5G is based on end-to-end vertical (industry) and horizontal (system capacity) slicing. Vertical is already being done in 4G core networks. With 5G, slicing will be extended in the radio access network (RAN) and air interface. Horizontal slicing will be done with computation and communication resources to form virtual computation platforms for solving the network capacity scaling problem.
Slicing is an evolutionary flow. It allows designers to evolve networks and devices, notes Wu (Fig. 3). Network virtualization has led to local-scale networks and is soon will contribute to compute and communication systems in 5G.
4. Densification of moving network clusters. (Courtesy of Intel)
5G needs slicing to enable the densification of network clusters into ultra-dense networks and device-to-device communication, so that it can support the development of moving networks and massive machine communications (Fig. 4).
5G Modems and Antennas
Earlier this year, Intel announced its first global 5G modem. It will be used for initial 5G spectrum trials and deployments worldwide using a baseband chip that supports both sub-6 GHz and mmWave bands. Supporting ultra-wideband operation and enabling multi-gigabit throughput with ultra-low latency, the modem pairs both with Intel’s sub-6-GHz 5G RFIC and 28-GHz 5G RFIC to deliver a global reach across the key bands.
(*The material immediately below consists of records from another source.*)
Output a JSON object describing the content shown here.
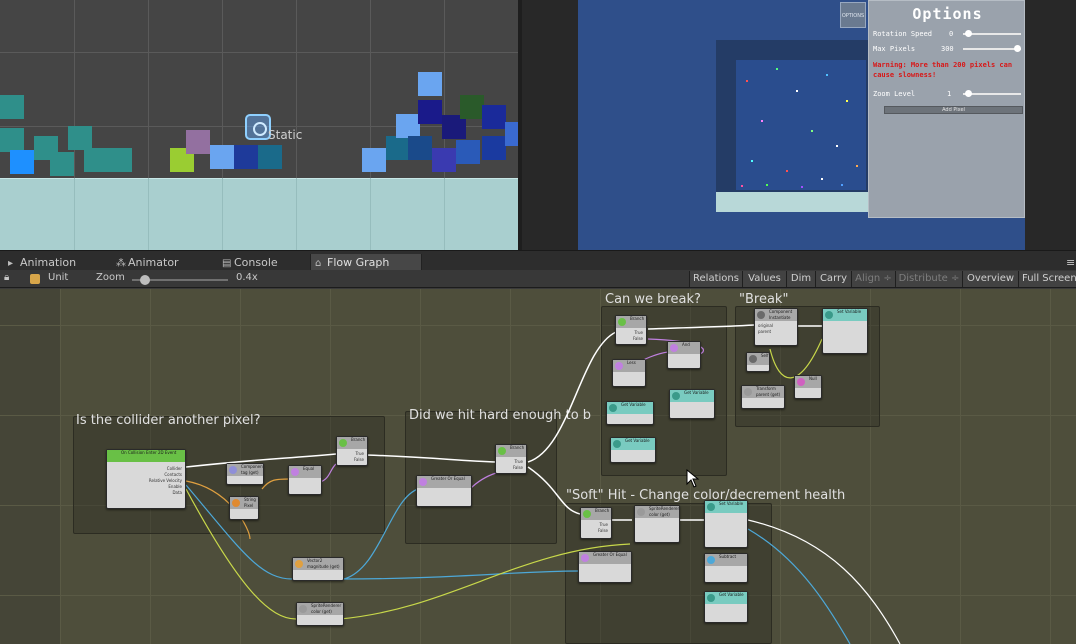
{
  "scene": {
    "static_label": "Static"
  },
  "game": {
    "options_button_label": "OPTIONS",
    "options": {
      "title": "Options",
      "rotation_speed_label": "Rotation Speed",
      "rotation_speed_value": "0",
      "max_pixels_label": "Max Pixels",
      "max_pixels_value": "300",
      "warning": "Warning: More than 200 pixels can cause slowness!",
      "zoom_level_label": "Zoom Level",
      "zoom_level_value": "1",
      "add_pixel_label": "Add Pixel"
    }
  },
  "tabs": [
    {
      "label": "Animation",
      "icon": "animation-icon"
    },
    {
      "label": "Animator",
      "icon": "animator-icon"
    },
    {
      "label": "Console",
      "icon": "console-icon"
    },
    {
      "label": "Flow Graph",
      "icon": "flow-graph-icon",
      "active": true
    }
  ],
  "toolbar": {
    "unit_label": "Unit",
    "zoom_label": "Zoom",
    "zoom_value": "0.4x",
    "buttons": [
      "Relations",
      "Values",
      "Dim",
      "Carry",
      "Align ÷",
      "Distribute ÷",
      "Overview",
      "Full Screen"
    ]
  },
  "graph": {
    "groups": [
      {
        "title": "Is the collider another pixel?"
      },
      {
        "title": "Did we hit hard enough to b"
      },
      {
        "title": "Can we break?"
      },
      {
        "title": "\"Break\""
      },
      {
        "title": "\"Soft\" Hit - Change color/decrement health"
      }
    ],
    "nodes": {
      "on_collision": "On Collision Enter 2D Event",
      "collider": "Collider",
      "contacts": "Contacts",
      "relative_velocity": "Relative Velocity",
      "enabled": "Enable",
      "data": "Data",
      "component_tag": "Component tag (get)",
      "string_pixel": "String Pixel",
      "equal": "Equal",
      "branch": "Branch",
      "true_label": "True",
      "false_label": "False",
      "vector2_magnitude": "Vector2 magnitude (get)",
      "sprite_renderer": "SpriteRenderer color (get)",
      "greater_or_equal": "Greater Or Equal",
      "and": "And",
      "less": "Less",
      "get_variable": "Get Variable",
      "set_variable": "Set Variable",
      "component_instantiate": "Component Instantiate",
      "original": "original",
      "parent": "parent",
      "self": "Self",
      "transform_parent": "Transform parent (get)",
      "null": "Null",
      "subtract": "Subtract"
    }
  }
}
The 5G modem pairs with Intel® XMM 3760 LTE modem for 4G/5G dual connectivity.
5. Intel modular antenna array (60 GHz/28 GHz) for base stations. (Courtesy of Intel)
The high-band spectrum (60 GHz to 28 GHz) needed for 5G antennas are challenging as they require larger surface areas and longer feed lines. That’s why Intel is also testing out various modular, 60/28-GHz, antenna-array configuration for base stations (Fig. 5).
The three common goals in 5G systems include EMBB, massive M2M connections, and URLLC systems. To achieve these goals, high-band-capable radio systems and horizontal slicing of applications, networks, and air interfaces will be needed.